View of St. Louis from Illinois, with Big Mound in the background (right)

Long before French or Spanish claims of founding the area, Native Americans formed St. Louis as the center of the largest civilization north of Mexico. This stretch of the Mississippi River has long been landmarked as a place to call home, long before "Louisiana was purchased".

No one knows what happened to the Mississippian culture, also known as "Cahokians," that once called St. Louis and nearby Collinsville home around 1000 AD, but by the time our settlers got here the only thing left were their giant man-made mounds. These giant formations of dirt were believed to have been used for burials, prestige, and religious ceremonies.

(Comicly, the mounds have also been attributed to a "race of pygmy mound builders", the Ten Lost Tribes of Israel, the Welsch, the Toltecs, Hindus and Vikings.)

 

In Forest Park alone, 16 mounds were destroyed in preparation for the 1904 World's Fair.

 

At one point in 1819, Army engineers waiting for their steamboat, "The Western Engineer", to be repaired counted "27 mounds, of various forms and magnitudes, arranged nearly in a line from north to south" from Biddle Street north to Mound and east of Broadway, north of today’s Laclede’s Landing.

In the early 1800s most prominent members of St. Louis built their homes on or amongst the mounds. Later teens would use the mounds to dig caves for smoking and skipping school. But somehow, in 1868, city leadership got the idea to dismantle them, their stories and the heritage in them.

 

One of the most distinctive, at Ashley and Biddle streets, was known as Falling Garden because of its three-wide step terraces facing the river.

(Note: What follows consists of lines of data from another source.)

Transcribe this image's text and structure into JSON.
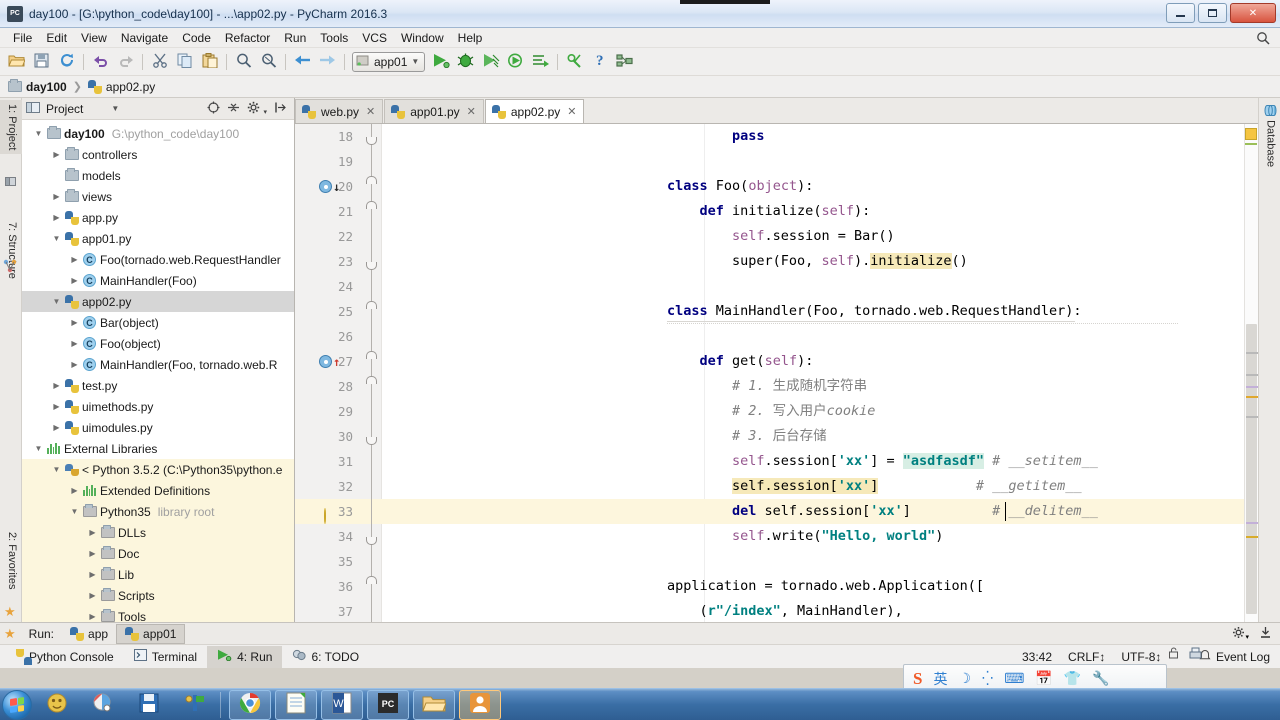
{
  "window": {
    "title": "day100 - [G:\\python_code\\day100] - ...\\app02.py - PyCharm 2016.3",
    "app_icon_label": "PC",
    "minimize_label": "Minimize",
    "maximize_label": "Maximize",
    "close_label": "✕"
  },
  "menu": {
    "items": [
      {
        "label": "File"
      },
      {
        "label": "Edit"
      },
      {
        "label": "View"
      },
      {
        "label": "Navigate"
      },
      {
        "label": "Code"
      },
      {
        "label": "Refactor"
      },
      {
        "label": "Run"
      },
      {
        "label": "Tools"
      },
      {
        "label": "VCS"
      },
      {
        "label": "Window"
      },
      {
        "label": "Help"
      }
    ],
    "search_icon": "search-icon"
  },
  "toolbar": {
    "run_config": "app01",
    "buttons": [
      {
        "name": "open-button",
        "glyph": "🗀"
      },
      {
        "name": "save-all-button",
        "glyph": "💾"
      },
      {
        "name": "sync-button",
        "glyph": "⟳"
      },
      {
        "name": "undo-button",
        "glyph": "↩"
      },
      {
        "name": "redo-button",
        "glyph": "↪"
      },
      {
        "name": "cut-button",
        "glyph": "✂"
      },
      {
        "name": "copy-button",
        "glyph": "⧉"
      },
      {
        "name": "paste-button",
        "glyph": "📋"
      },
      {
        "name": "find-button",
        "glyph": "🔍"
      },
      {
        "name": "replace-button",
        "glyph": "🔎"
      },
      {
        "name": "back-button",
        "glyph": "⬅"
      },
      {
        "name": "forward-button",
        "glyph": "➡"
      }
    ],
    "run_buttons": [
      {
        "name": "run-button",
        "glyph": "▶"
      },
      {
        "name": "debug-button",
        "glyph": "🐞"
      },
      {
        "name": "coverage-button",
        "glyph": "▦"
      },
      {
        "name": "profile-button",
        "glyph": "◷"
      },
      {
        "name": "attach-button",
        "glyph": "⤇"
      }
    ],
    "tail_buttons": [
      {
        "name": "settings-button",
        "glyph": "⚙"
      },
      {
        "name": "help-button",
        "glyph": "?"
      },
      {
        "name": "project-structure-button",
        "glyph": "▤"
      }
    ]
  },
  "breadcrumb": {
    "items": [
      {
        "label": "day100",
        "icon": "folder-icon",
        "bold": true
      },
      {
        "label": "app02.py",
        "icon": "python-file-icon",
        "bold": false
      }
    ]
  },
  "left_tool_tabs": [
    {
      "label": "1: Project",
      "selected": true
    },
    {
      "label": "7: Structure",
      "selected": false
    },
    {
      "label": "2: Favorites",
      "selected": false
    }
  ],
  "right_tool_tabs": [
    {
      "label": "Database",
      "selected": false
    }
  ],
  "project_panel": {
    "title": "Project",
    "header_icons": [
      "target-icon",
      "collapse-all-icon",
      "gear-icon",
      "hide-icon"
    ],
    "tree": [
      {
        "depth": 0,
        "arrow": "down",
        "icon": "folder-icon",
        "label": "day100",
        "sub": "G:\\python_code\\day100",
        "bold": true,
        "state": "normal"
      },
      {
        "depth": 1,
        "arrow": "right",
        "icon": "folder-icon",
        "label": "controllers",
        "sub": "",
        "bold": false,
        "state": "normal"
      },
      {
        "depth": 1,
        "arrow": "none",
        "icon": "folder-icon",
        "label": "models",
        "sub": "",
        "bold": false,
        "state": "normal"
      },
      {
        "depth": 1,
        "arrow": "right",
        "icon": "folder-icon",
        "label": "views",
        "sub": "",
        "bold": false,
        "state": "normal"
      },
      {
        "depth": 1,
        "arrow": "right",
        "icon": "python-file-icon",
        "label": "app.py",
        "sub": "",
        "bold": false,
        "state": "normal"
      },
      {
        "depth": 1,
        "arrow": "down",
        "icon": "python-file-icon",
        "label": "app01.py",
        "sub": "",
        "bold": false,
        "state": "normal"
      },
      {
        "depth": 2,
        "arrow": "right",
        "icon": "class-icon",
        "label": "Foo(tornado.web.RequestHandler",
        "sub": "",
        "bold": false,
        "state": "normal"
      },
      {
        "depth": 2,
        "arrow": "right",
        "icon": "class-icon",
        "label": "MainHandler(Foo)",
        "sub": "",
        "bold": false,
        "state": "normal"
      },
      {
        "depth": 1,
        "arrow": "down",
        "icon": "python-file-icon",
        "label": "app02.py",
        "sub": "",
        "bold": false,
        "state": "selected"
      },
      {
        "depth": 2,
        "arrow": "right",
        "icon": "class-icon",
        "label": "Bar(object)",
        "sub": "",
        "bold": false,
        "state": "normal"
      },
      {
        "depth": 2,
        "arrow": "right",
        "icon": "class-icon",
        "label": "Foo(object)",
        "sub": "",
        "bold": false,
        "state": "normal"
      },
      {
        "depth": 2,
        "arrow": "right",
        "icon": "class-icon",
        "label": "MainHandler(Foo, tornado.web.R",
        "sub": "",
        "bold": false,
        "state": "normal"
      },
      {
        "depth": 1,
        "arrow": "right",
        "icon": "python-file-icon",
        "label": "test.py",
        "sub": "",
        "bold": false,
        "state": "normal"
      },
      {
        "depth": 1,
        "arrow": "right",
        "icon": "python-file-icon",
        "label": "uimethods.py",
        "sub": "",
        "bold": false,
        "state": "normal"
      },
      {
        "depth": 1,
        "arrow": "right",
        "icon": "python-file-icon",
        "label": "uimodules.py",
        "sub": "",
        "bold": false,
        "state": "normal"
      },
      {
        "depth": 0,
        "arrow": "down",
        "icon": "library-icon",
        "label": "External Libraries",
        "sub": "",
        "bold": false,
        "state": "normal"
      },
      {
        "depth": 1,
        "arrow": "down",
        "icon": "interpreter-icon",
        "label": "< Python 3.5.2 (C:\\Python35\\python.e",
        "sub": "",
        "bold": false,
        "state": "lib"
      },
      {
        "depth": 2,
        "arrow": "right",
        "icon": "library-icon",
        "label": "Extended Definitions",
        "sub": "",
        "bold": false,
        "state": "lib"
      },
      {
        "depth": 2,
        "arrow": "down",
        "icon": "folder-grey-icon",
        "label": "Python35",
        "sub": "library root",
        "bold": false,
        "state": "lib"
      },
      {
        "depth": 3,
        "arrow": "right",
        "icon": "folder-grey-icon",
        "label": "DLLs",
        "sub": "",
        "bold": false,
        "state": "lib"
      },
      {
        "depth": 3,
        "arrow": "right",
        "icon": "folder-grey-icon",
        "label": "Doc",
        "sub": "",
        "bold": false,
        "state": "lib"
      },
      {
        "depth": 3,
        "arrow": "right",
        "icon": "folder-grey-icon",
        "label": "Lib",
        "sub": "",
        "bold": false,
        "state": "lib"
      },
      {
        "depth": 3,
        "arrow": "right",
        "icon": "folder-grey-icon",
        "label": "Scripts",
        "sub": "",
        "bold": false,
        "state": "lib"
      },
      {
        "depth": 3,
        "arrow": "right",
        "icon": "folder-grey-icon",
        "label": "Tools",
        "sub": "",
        "bold": false,
        "state": "lib"
      }
    ]
  },
  "editor": {
    "tabs": [
      {
        "label": "web.py",
        "active": false,
        "close": "✕"
      },
      {
        "label": "app01.py",
        "active": false,
        "close": "✕"
      },
      {
        "label": "app02.py",
        "active": true,
        "close": "✕"
      }
    ],
    "lines": [
      {
        "num": "18",
        "marker": "",
        "fold": "cap-bot",
        "highlight": false,
        "tokens": [
          {
            "t": "        ",
            "c": "plain"
          },
          {
            "t": "pass",
            "c": "kw"
          }
        ]
      },
      {
        "num": "19",
        "marker": "",
        "fold": "",
        "highlight": false,
        "tokens": []
      },
      {
        "num": "20",
        "marker": "override-down",
        "fold": "cap-top",
        "highlight": false,
        "tokens": [
          {
            "t": "class ",
            "c": "kw"
          },
          {
            "t": "Foo",
            "c": "plain"
          },
          {
            "t": "(",
            "c": "plain"
          },
          {
            "t": "object",
            "c": "slf"
          },
          {
            "t": "):",
            "c": "plain"
          }
        ]
      },
      {
        "num": "21",
        "marker": "",
        "fold": "cap-top",
        "highlight": false,
        "tokens": [
          {
            "t": "    ",
            "c": "plain"
          },
          {
            "t": "def ",
            "c": "kw"
          },
          {
            "t": "initialize",
            "c": "plain"
          },
          {
            "t": "(",
            "c": "plain"
          },
          {
            "t": "self",
            "c": "slf"
          },
          {
            "t": "):",
            "c": "plain"
          }
        ]
      },
      {
        "num": "22",
        "marker": "",
        "fold": "",
        "highlight": false,
        "tokens": [
          {
            "t": "        ",
            "c": "plain"
          },
          {
            "t": "self",
            "c": "slf"
          },
          {
            "t": ".session = Bar()",
            "c": "plain"
          }
        ]
      },
      {
        "num": "23",
        "marker": "",
        "fold": "cap-bot",
        "highlight": false,
        "tokens": [
          {
            "t": "        super(Foo, ",
            "c": "plain"
          },
          {
            "t": "self",
            "c": "slf"
          },
          {
            "t": ").",
            "c": "plain"
          },
          {
            "t": "initialize",
            "c": "hlident"
          },
          {
            "t": "()",
            "c": "plain"
          }
        ]
      },
      {
        "num": "24",
        "marker": "",
        "fold": "",
        "highlight": false,
        "tokens": []
      },
      {
        "num": "25",
        "marker": "",
        "fold": "cap-top",
        "highlight": false,
        "tokens": [
          {
            "t": "class ",
            "c": "kw"
          },
          {
            "t": "MainHandler",
            "c": "plain"
          },
          {
            "t": "(Foo, tornado.web.RequestHandler):",
            "c": "plain"
          }
        ]
      },
      {
        "num": "26",
        "marker": "",
        "fold": "",
        "highlight": false,
        "tokens": []
      },
      {
        "num": "27",
        "marker": "implement-up",
        "fold": "cap-top",
        "highlight": false,
        "tokens": [
          {
            "t": "    ",
            "c": "plain"
          },
          {
            "t": "def ",
            "c": "kw"
          },
          {
            "t": "get",
            "c": "plain"
          },
          {
            "t": "(",
            "c": "plain"
          },
          {
            "t": "self",
            "c": "slf"
          },
          {
            "t": "):",
            "c": "plain"
          }
        ]
      },
      {
        "num": "28",
        "marker": "",
        "fold": "cap-top",
        "highlight": false,
        "tokens": [
          {
            "t": "        ",
            "c": "plain"
          },
          {
            "t": "# 1. ",
            "c": "cmt"
          },
          {
            "t": "生成随机字符串",
            "c": "cmt-cn"
          }
        ]
      },
      {
        "num": "29",
        "marker": "",
        "fold": "",
        "highlight": false,
        "tokens": [
          {
            "t": "        ",
            "c": "plain"
          },
          {
            "t": "# 2. ",
            "c": "cmt"
          },
          {
            "t": "写入用户",
            "c": "cmt-cn"
          },
          {
            "t": "cookie",
            "c": "cmt"
          }
        ]
      },
      {
        "num": "30",
        "marker": "",
        "fold": "cap-bot",
        "highlight": false,
        "tokens": [
          {
            "t": "        ",
            "c": "plain"
          },
          {
            "t": "# 3. ",
            "c": "cmt"
          },
          {
            "t": "后台存储",
            "c": "cmt-cn"
          }
        ]
      },
      {
        "num": "31",
        "marker": "",
        "fold": "",
        "highlight": false,
        "tokens": [
          {
            "t": "        ",
            "c": "plain"
          },
          {
            "t": "self",
            "c": "slf"
          },
          {
            "t": ".session[",
            "c": "plain"
          },
          {
            "t": "'xx'",
            "c": "str"
          },
          {
            "t": "] = ",
            "c": "plain"
          },
          {
            "t": "\"asdfasdf\"",
            "c": "str hlstr"
          },
          {
            "t": " ",
            "c": "plain"
          },
          {
            "t": "# __setitem__",
            "c": "cmt"
          }
        ]
      },
      {
        "num": "32",
        "marker": "",
        "fold": "",
        "highlight": false,
        "tokens": [
          {
            "t": "        ",
            "c": "plain"
          },
          {
            "t": "self.session[",
            "c": "plain hlident"
          },
          {
            "t": "'xx'",
            "c": "str hlident"
          },
          {
            "t": "]",
            "c": "plain hlident"
          },
          {
            "t": "            ",
            "c": "plain"
          },
          {
            "t": "# __getitem__",
            "c": "cmt"
          }
        ]
      },
      {
        "num": "33",
        "marker": "intention-bulb",
        "fold": "",
        "highlight": true,
        "tokens": [
          {
            "t": "        ",
            "c": "plain"
          },
          {
            "t": "del ",
            "c": "kw"
          },
          {
            "t": "self.session[",
            "c": "plain"
          },
          {
            "t": "'xx'",
            "c": "str"
          },
          {
            "t": "]",
            "c": "plain"
          },
          {
            "t": "          ",
            "c": "plain"
          },
          {
            "t": "# __delitem__",
            "c": "cmt"
          }
        ]
      },
      {
        "num": "34",
        "marker": "",
        "fold": "cap-bot",
        "highlight": false,
        "tokens": [
          {
            "t": "        ",
            "c": "plain"
          },
          {
            "t": "self",
            "c": "slf"
          },
          {
            "t": ".write(",
            "c": "plain"
          },
          {
            "t": "\"Hello, world\"",
            "c": "str"
          },
          {
            "t": ")",
            "c": "plain"
          }
        ]
      },
      {
        "num": "35",
        "marker": "",
        "fold": "",
        "highlight": false,
        "tokens": []
      },
      {
        "num": "36",
        "marker": "",
        "fold": "cap-top",
        "highlight": false,
        "tokens": [
          {
            "t": "application = tornado.web.Application([",
            "c": "plain"
          }
        ]
      },
      {
        "num": "37",
        "marker": "",
        "fold": "",
        "highlight": false,
        "tokens": [
          {
            "t": "    (",
            "c": "plain"
          },
          {
            "t": "r\"/index\"",
            "c": "str"
          },
          {
            "t": ", MainHandler),",
            "c": "plain"
          }
        ]
      }
    ]
  },
  "run_toolbar": {
    "label": "Run:",
    "tabs": [
      {
        "label": "app",
        "selected": false
      },
      {
        "label": "app01",
        "selected": true
      }
    ],
    "right_icons": [
      "gear-icon",
      "hide-icon"
    ]
  },
  "status_tabs": [
    {
      "label": "Python Console",
      "icon": "python-icon",
      "selected": false
    },
    {
      "label": "Terminal",
      "icon": "terminal-icon",
      "selected": false
    },
    {
      "label": "4: Run",
      "icon": "run-icon",
      "selected": true
    },
    {
      "label": "6: TODO",
      "icon": "todo-icon",
      "selected": false
    }
  ],
  "status_right": {
    "event_log": "Event Log"
  },
  "ime": {
    "logo": "S",
    "items": [
      "英",
      "☽",
      "⁛",
      "⌨",
      "📅",
      "👕",
      "🔧"
    ]
  },
  "editor_status": {
    "position": "33:42",
    "line_sep": "CRLF↕",
    "encoding": "UTF-8↕",
    "lock_icon": "lock-icon",
    "vcs_icon": "vcs-icon"
  },
  "taskbar": {
    "start_label": "Start",
    "items": [
      {
        "name": "taskbar-app-media",
        "glyph": "🎨",
        "state": "plain"
      },
      {
        "name": "taskbar-app-paint",
        "glyph": "🖌",
        "state": "plain"
      },
      {
        "name": "taskbar-app-save",
        "glyph": "💾",
        "state": "plain"
      },
      {
        "name": "taskbar-app-tool",
        "glyph": "🔌",
        "state": "plain"
      },
      {
        "name": "taskbar-app-chrome",
        "glyph": "◉",
        "state": "framed"
      },
      {
        "name": "taskbar-app-notepad",
        "glyph": "📝",
        "state": "framed"
      },
      {
        "name": "taskbar-app-word",
        "glyph": "W",
        "state": "framed"
      },
      {
        "name": "taskbar-app-pycharm",
        "glyph": "PC",
        "state": "framed"
      },
      {
        "name": "taskbar-app-explorer",
        "glyph": "🗂",
        "state": "framed"
      },
      {
        "name": "taskbar-app-foxmail",
        "glyph": "👤",
        "state": "active"
      }
    ]
  }
}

A mound once situated on the grounds of the Christian Brothers College in north city (now Sherman Park) was destroyed, as was another located at Jefferson and Olive streets.

 

Big Mound, about the size of a football field, and 34 feet high was the largest and northernmost of the 25 mounds downtown.

1852